The Mediator may urge the parties to settle the matter, pointing out the weaknesses and the strengths of their respective positions. This may require the Mediator to act as a “devil's advocate” by expressing opinions on the positions taken. The parties may think that the Mediator is siding with his or her opponent. Rest assured, however, that this is not the case. The Neutral has been chosen by the parties as someone who is adept at bringing both sides together. This is all part of the mediation process. It is the Mediator's job to point out flaws in each case, and to have both parties consider factors that may not have been adequately understood beforehand. This is what the Mediator is supposed to do. During these caucuses, it is imperative that each side listen to what is being said, reconsider positions taken and be assured that the Mediator is acting for the ultimate goal of resolution. Communication is the key!
The Mediator and the Client
There are times during the mediation when one party may feel it is beneficial for the Mediator to speak with the client. While most are willing to do this, the Mediator is neutral and will not present arguments favoring or disfavoring either side. The Mediator can, and will, present to the client what has occurred during the process and will perhaps convey what should be considered by the client in making a decision to settle. However, the Mediator cannot, and should not, bolster the arguments of counsel or offer an opinion about whether or not to settle the case. In presenting the client with issues to be considered, the Mediator will remind the client that he or she is well represented, that they should trust their lawyer and, in the final analysis, should listen to their counsel who, unlike the Mediator, will offer opinions of whether or not to settle the case. In this way, the Mediator will serve as a true neutral without pressuring the client into making a decision.

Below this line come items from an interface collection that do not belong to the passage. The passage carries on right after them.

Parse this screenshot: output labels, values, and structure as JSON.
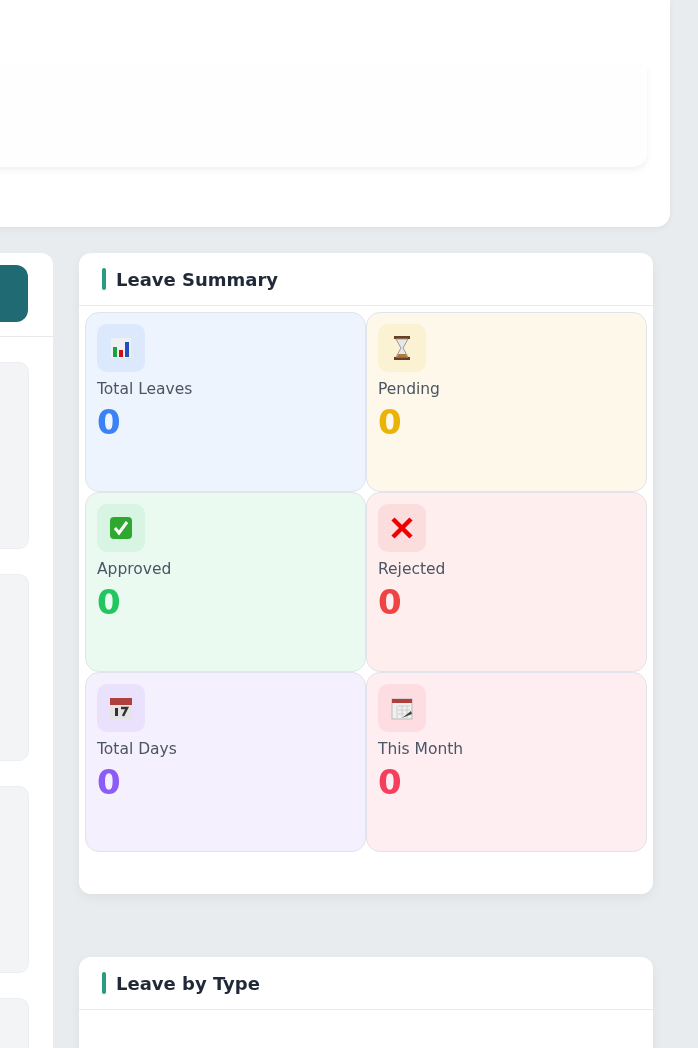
{
  "leave_summary": {
    "title": "Leave Summary",
    "stats": [
      {
        "kind": "chart",
        "label": "Total Leaves",
        "value": "0",
        "color": "#3b82f6"
      },
      {
        "kind": "hourglass",
        "label": "Pending",
        "value": "0",
        "color": "#eab308"
      },
      {
        "kind": "check",
        "label": "Approved",
        "value": "0",
        "color": "#22c55e"
      },
      {
        "kind": "cross",
        "label": "Rejected",
        "value": "0",
        "color": "#ef4444"
      },
      {
        "kind": "calendar",
        "label": "Total Days",
        "value": "0",
        "color": "#8b5cf6"
      },
      {
        "kind": "notepad",
        "label": "This Month",
        "value": "0",
        "color": "#f43f5e"
      }
    ]
  },
  "leave_by_type": {
    "title": "Leave by Type"
  }
}
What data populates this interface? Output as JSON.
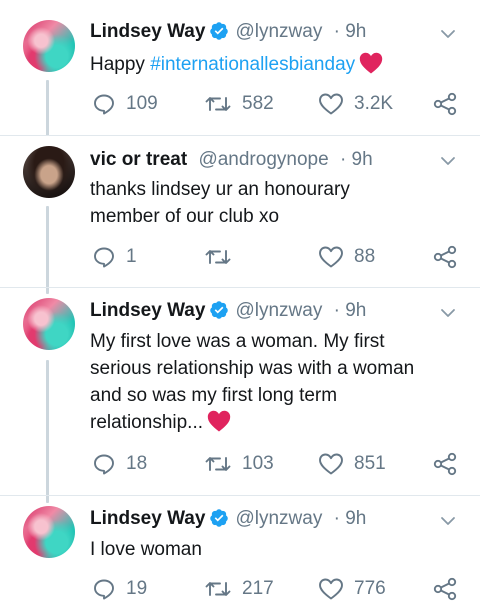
{
  "tweets": [
    {
      "name": "Lindsey Way",
      "handle": "@lynzway",
      "time": "· 9h",
      "verified": true,
      "text_before": "Happy ",
      "hashtag": "#internationallesbianday",
      "text_lines": [],
      "heart": true,
      "replies": "109",
      "retweets": "582",
      "likes": "3.2K"
    },
    {
      "name": "vic or treat",
      "handle": "@androgynope",
      "time": "· 9h",
      "verified": false,
      "text_lines": [
        "thanks lindsey ur an honourary",
        "member of our club xo"
      ],
      "replies": "1",
      "retweets": "",
      "likes": "88"
    },
    {
      "name": "Lindsey Way",
      "handle": "@lynzway",
      "time": "· 9h",
      "verified": true,
      "text_lines": [
        "My first love was a woman. My first",
        "serious relationship was with a woman",
        "and so was my first long term",
        "relationship..."
      ],
      "heart": true,
      "replies": "18",
      "retweets": "103",
      "likes": "851"
    },
    {
      "name": "Lindsey Way",
      "handle": "@lynzway",
      "time": "· 9h",
      "verified": true,
      "text_lines": [
        "I love woman"
      ],
      "replies": "19",
      "retweets": "217",
      "likes": "776"
    }
  ],
  "colors": {
    "verified": "#1da1f2",
    "hashtag": "#1da1f2",
    "heart": "#e0245e",
    "muted": "#657786"
  }
}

The Road to Mediation can be a bumpy one, but if all parties are willing to communicate and negotiate in good faith, The Road Less Traveled could be the most productive path.
Susan Hernandez, Esq. is a member of NAM's (National Arbitration and Mediation) Hearing Officer Panel, and is available throughout the New York Metro area for arbitrations and mediations. Ms. Hernandez was voted the #1 Mediator in New York State in the 2017 New York Law Journal Reader Rankings Survey and has been ranked a Top Ten Mediator for the past three years. She was also named a National Law Journal 2017 Alternative Dispute Resolution Champion, as part of a select group of only 37 nationwide for the second year in a row. Further, she was the recipient of the 2015 “Mediator of the Year Award” by the Institute of Jewish Humanities.
For any questions or comments, please contact Jacqueline I. Silvey/NAM General Counsel, via email at email@example.com or direct dial telephone at 516-941-3228.
Reprinted with permission from the March 28, 2016 issue of The New York Law Journal © 2016 ALM Media Properties, LLC. Further duplication without permission is prohibited. All rights reserved.